“…Jesus would have died for me, if I had been the only one” is nice to think about, but that doesn’t make the fictionalized circumstance anymore true.
A friend of mine recently posted the comments in relation to this statement by Gary Thomas (here is his statement), and it made for an interesting point. While I for one always liked and appreciated that statement because of the reverence for God’s almighty righteousness and love, it also admittedly had a personal fulfillment feeling to it. The problem with the statement, however, which I admitted to succumbing to, is that it makes for a very “me” centered attitude. While God’s grace and mercy should be that important to you, and His relationship with you is worth the price of His Son, it reigns true for all men as well. Now, one other dilemma involved with this mindset is the result that we end up underselling God’s personal blessings He’s bestowed upon us. Let me explain.
For the everyday employee trying to make a living, teenager at school trying to get by, housewife with plenty to keep her busy, and ultimately, Christian trying walk the walk, we see a similarity. The similarity being that each person is going to be bogged down by their own everyday routines, each person can and probably will feel like they’re lost in this big world, and that making a difference isn’t a feasible option. Ultimately, they might start feeling the pressure of giving up, or turning to the easy temptations that surround them. Because in the end, it feels like it is just them vs. the world. You see the dilemma? When we downsize our predicament, when we do feel like it’s just me trying to make a difference here, when we fail to acknowledge all the others in the world Christ sacrificed for, there is a chance we will slip into defeat.
Peter knew this to be the case. He reminded his brethren to, “Resist him [Satan], firm in your faith, knowing that the same kinds of suffering are being experienced by your brotherhood throughout the world. And after you have suffered a little while, the God of all grace, who has called you to his eternal glory in Christ, will himself restore, confirm, strengthen, and establish you. To him be the dominion forever and ever. Amen.” (1 Peter 5:9-11)

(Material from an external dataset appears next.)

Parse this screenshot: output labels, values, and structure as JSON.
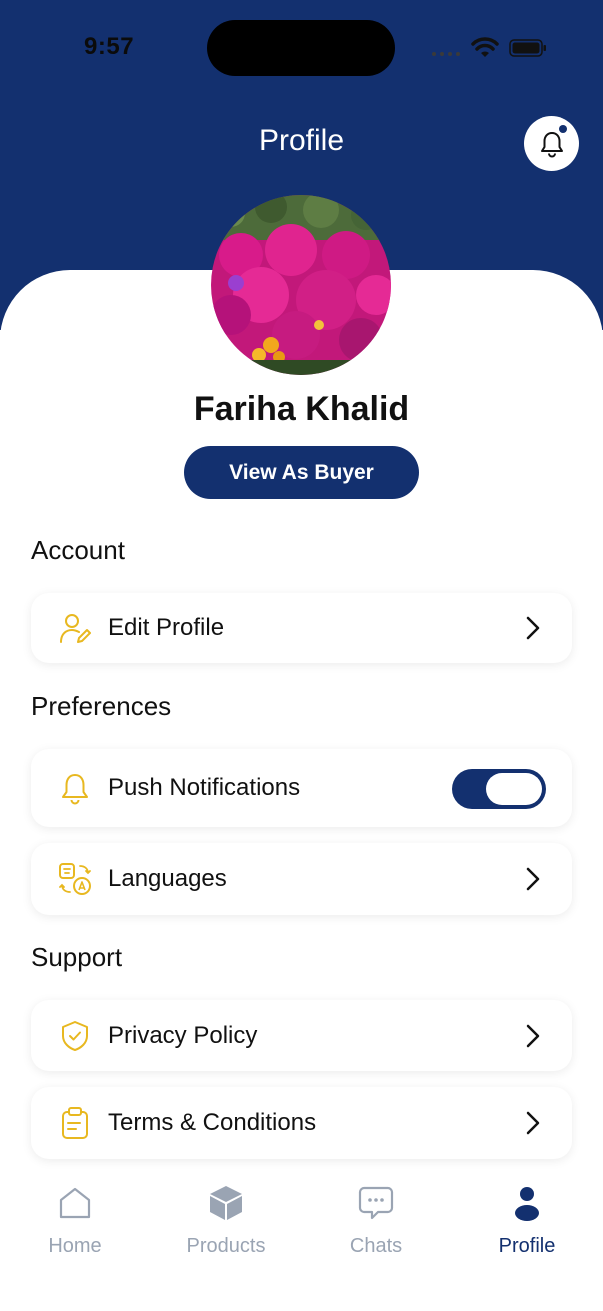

Notice the cool language on display here? While it is up to the personal individual to maintain their own relationship with their Savior and Father, Peter wanted to remind them of the gravity of the situation. God, who is all powerful, all knowing, the One to whom belongs all dominion (a sort of self-governing power no country, region, or even world can possibly over-power) has set in motion a way to secure your eternal life with Him. How does He want you to be reminded and strengthened by this? That you can and will be part of this larger than life eternal world (if you will) if you continue to endure along with all the brotherhood who have likewise turned to Him in difficulty. You see, we are part of something grand, not something small scale.
We sometimes see our predicament as being a one-man fight, but we are part of the greatest kingdom to ever reign. We sometimes feel like we are living an unfulfilled life of self-discipline, when we are really living the only life worth knowing. We sometimes feel lost, discouraged, and alone, but we must know that we are not alone in those discouragements. Rather we must see our predicament as it truly is; Christ, our King, has purchased an army of men and women who struggle, fight, and overcome each and every day to live for Him, and with Him. If we don’t see that we are in this life together, we are stripping ourselves of some truly remarkable confidence that Christ as gifted to us. Though possibly separated by distance, language, culture, and possibly time, we walk side by side, and we will see His glory because of it.
P.S. I don’t know where I’ve been, but I’ve only now discovered Paramore’s folksy “In The Mourning” (To be fair, it is kinda hidden from every music site. But you can listen here). It’s so great, I may just do a Top 10 of theirs in the future.